Culture is made up of individual elements called cultural traits. A group of related traits or elements is a pattern. Culture traits may be divided in material culture or immaterial culture. Material culture consists of all tangible things that are made by member of a society. It includes such architectural buildings, cuisine, economic organisation, painting and artistic creations. Immaterial culture refers to society norms, beliefs, superstitions and values that guide their behaviour. Architectural Buildings MATERIAL ASPECTS In the larger and older communities, the legacy of French and British occupation is clearly visible. The architectural styles reflect a strong European influence but have been modified by bright colours and decorative accessories such as hallow eggshells placed on the tips of a cactus branch. Underwater Sculpture Park Underwater gallery of sculptures in Molinere Beauséjour Marine, that reflects Grenada’s culture. Fashioned from a variety of media but predominantly from simple substrates including concrete and rebar, they create an ideal substrate, relatively fixed and permanent, on which marine life may develop. They are sympathetically located to enhance the reef, making natural use of its varied topography of craggy gullies and sun-dappled sandy patches.

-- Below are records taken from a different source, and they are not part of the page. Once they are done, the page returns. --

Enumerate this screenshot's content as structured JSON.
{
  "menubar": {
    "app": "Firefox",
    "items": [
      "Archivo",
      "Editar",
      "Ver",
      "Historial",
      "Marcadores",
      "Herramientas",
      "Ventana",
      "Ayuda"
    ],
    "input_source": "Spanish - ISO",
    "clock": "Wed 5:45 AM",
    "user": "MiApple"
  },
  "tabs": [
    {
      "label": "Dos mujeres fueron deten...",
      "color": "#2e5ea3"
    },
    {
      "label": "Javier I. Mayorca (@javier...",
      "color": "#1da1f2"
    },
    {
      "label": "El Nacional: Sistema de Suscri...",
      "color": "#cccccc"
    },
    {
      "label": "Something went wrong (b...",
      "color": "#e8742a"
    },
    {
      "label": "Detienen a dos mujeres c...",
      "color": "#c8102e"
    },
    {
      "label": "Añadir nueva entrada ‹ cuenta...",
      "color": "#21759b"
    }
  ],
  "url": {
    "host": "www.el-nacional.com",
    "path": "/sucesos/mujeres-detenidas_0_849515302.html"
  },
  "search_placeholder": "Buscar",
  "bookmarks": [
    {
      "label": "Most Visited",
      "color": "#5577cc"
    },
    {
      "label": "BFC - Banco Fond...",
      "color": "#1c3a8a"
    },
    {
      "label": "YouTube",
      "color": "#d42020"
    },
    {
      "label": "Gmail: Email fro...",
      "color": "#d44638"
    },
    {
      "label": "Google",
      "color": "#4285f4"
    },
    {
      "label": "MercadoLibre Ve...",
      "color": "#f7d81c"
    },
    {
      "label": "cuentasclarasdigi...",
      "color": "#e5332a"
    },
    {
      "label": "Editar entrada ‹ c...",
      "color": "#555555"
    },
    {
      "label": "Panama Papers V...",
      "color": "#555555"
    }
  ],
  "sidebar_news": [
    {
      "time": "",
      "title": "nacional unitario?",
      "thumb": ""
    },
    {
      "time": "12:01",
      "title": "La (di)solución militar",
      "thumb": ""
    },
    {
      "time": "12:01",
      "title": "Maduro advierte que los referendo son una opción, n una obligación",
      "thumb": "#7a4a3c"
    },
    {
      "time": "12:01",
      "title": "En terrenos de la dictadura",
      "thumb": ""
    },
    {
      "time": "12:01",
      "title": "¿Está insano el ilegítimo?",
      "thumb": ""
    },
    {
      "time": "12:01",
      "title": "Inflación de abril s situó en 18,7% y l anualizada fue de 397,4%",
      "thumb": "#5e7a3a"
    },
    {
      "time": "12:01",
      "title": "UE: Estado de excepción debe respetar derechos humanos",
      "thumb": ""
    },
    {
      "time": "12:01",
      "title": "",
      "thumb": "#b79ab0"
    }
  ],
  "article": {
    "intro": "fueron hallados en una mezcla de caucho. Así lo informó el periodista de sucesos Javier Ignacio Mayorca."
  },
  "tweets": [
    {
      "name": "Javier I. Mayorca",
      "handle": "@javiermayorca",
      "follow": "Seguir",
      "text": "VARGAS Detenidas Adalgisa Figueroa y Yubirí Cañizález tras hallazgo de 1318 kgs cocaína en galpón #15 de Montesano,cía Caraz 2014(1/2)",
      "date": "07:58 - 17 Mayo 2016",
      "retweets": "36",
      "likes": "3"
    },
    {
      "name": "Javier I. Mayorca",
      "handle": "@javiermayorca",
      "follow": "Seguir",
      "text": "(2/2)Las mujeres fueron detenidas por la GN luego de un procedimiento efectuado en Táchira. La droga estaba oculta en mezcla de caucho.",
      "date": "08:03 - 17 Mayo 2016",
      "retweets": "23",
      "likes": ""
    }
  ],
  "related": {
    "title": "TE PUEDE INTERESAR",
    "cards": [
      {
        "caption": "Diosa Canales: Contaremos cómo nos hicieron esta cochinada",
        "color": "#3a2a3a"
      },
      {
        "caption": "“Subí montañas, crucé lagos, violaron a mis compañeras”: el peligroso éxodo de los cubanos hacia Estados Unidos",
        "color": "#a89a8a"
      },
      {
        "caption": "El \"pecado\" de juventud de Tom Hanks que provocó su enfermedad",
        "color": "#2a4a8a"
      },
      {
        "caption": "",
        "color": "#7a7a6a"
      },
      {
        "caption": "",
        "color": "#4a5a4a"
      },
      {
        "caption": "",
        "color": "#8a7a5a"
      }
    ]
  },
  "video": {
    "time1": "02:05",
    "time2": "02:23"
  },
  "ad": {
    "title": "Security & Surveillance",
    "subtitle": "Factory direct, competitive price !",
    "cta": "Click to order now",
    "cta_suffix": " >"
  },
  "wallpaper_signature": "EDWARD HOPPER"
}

Ethnic groups About 82% of the population are black, primarily the descendants of former African slaves. Those of mixed African and European origin account for about 13% of the population. Europeans and Asian Indians account for about 5%. A small number are Arawak/Carib Amerindians. Cultivation Britain took over from France in 1763 under the Treaty of Paris and again (having meanwhile lost control) in 1783 under the Treaty of Versailles. Britain introduced the cultivation of cacao, cotton and nutmeg. Grenada is known as the "Island of Spice" due to its production of nutmeg (Grenada’s Gold) and mace crops, of which it is one of the world's largest exporters. Their main export partners are Nigeria, St. Lucia, Antigua and Barbuda, St.